━━━━━ DATASET RECORDS ━━━━━

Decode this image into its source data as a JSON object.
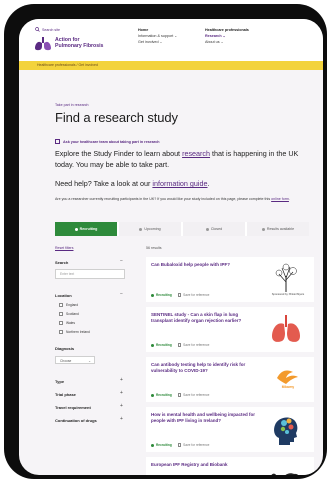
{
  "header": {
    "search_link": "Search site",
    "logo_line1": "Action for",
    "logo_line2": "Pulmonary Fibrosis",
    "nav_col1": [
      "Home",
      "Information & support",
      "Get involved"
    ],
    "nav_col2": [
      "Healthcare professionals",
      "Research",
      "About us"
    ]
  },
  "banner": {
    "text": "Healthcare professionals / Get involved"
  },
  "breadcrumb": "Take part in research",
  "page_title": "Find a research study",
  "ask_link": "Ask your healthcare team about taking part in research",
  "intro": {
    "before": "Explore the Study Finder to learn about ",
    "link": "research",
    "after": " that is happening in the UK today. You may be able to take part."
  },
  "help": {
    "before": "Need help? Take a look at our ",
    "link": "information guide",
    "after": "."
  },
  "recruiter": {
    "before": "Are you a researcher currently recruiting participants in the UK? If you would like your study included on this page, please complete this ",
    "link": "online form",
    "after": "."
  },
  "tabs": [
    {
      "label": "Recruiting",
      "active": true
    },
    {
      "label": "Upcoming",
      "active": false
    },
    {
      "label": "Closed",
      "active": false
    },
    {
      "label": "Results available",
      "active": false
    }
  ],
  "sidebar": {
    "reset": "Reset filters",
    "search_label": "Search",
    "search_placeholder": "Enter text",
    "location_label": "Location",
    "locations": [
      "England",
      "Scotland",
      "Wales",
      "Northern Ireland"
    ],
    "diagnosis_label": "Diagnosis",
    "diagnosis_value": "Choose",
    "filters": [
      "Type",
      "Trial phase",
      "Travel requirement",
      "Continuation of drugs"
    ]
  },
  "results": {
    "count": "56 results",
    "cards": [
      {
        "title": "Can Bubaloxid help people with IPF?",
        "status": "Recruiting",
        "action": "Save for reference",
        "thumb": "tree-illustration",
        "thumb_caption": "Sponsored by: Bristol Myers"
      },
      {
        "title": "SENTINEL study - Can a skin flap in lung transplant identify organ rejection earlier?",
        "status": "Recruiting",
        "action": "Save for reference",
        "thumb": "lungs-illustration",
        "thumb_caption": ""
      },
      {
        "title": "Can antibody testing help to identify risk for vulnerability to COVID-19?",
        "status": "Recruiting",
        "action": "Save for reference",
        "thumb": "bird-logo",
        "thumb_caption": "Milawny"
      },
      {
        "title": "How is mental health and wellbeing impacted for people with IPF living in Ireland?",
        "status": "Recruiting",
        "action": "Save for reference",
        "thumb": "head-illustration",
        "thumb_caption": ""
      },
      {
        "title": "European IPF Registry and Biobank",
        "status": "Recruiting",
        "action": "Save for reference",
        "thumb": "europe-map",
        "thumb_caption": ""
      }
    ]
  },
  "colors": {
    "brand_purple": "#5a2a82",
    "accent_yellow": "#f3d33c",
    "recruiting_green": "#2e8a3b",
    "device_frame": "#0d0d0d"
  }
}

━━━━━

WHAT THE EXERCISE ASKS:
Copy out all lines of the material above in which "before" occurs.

SOLUTION FOR THIS EXERCISE:
    "before": "Explore the Study Finder to learn about ",
    "before": "Need help? Take a look at our ",
    "before": "Are you a researcher currently recruiting participants in the UK? If you would like your study included on this page, please complete this ",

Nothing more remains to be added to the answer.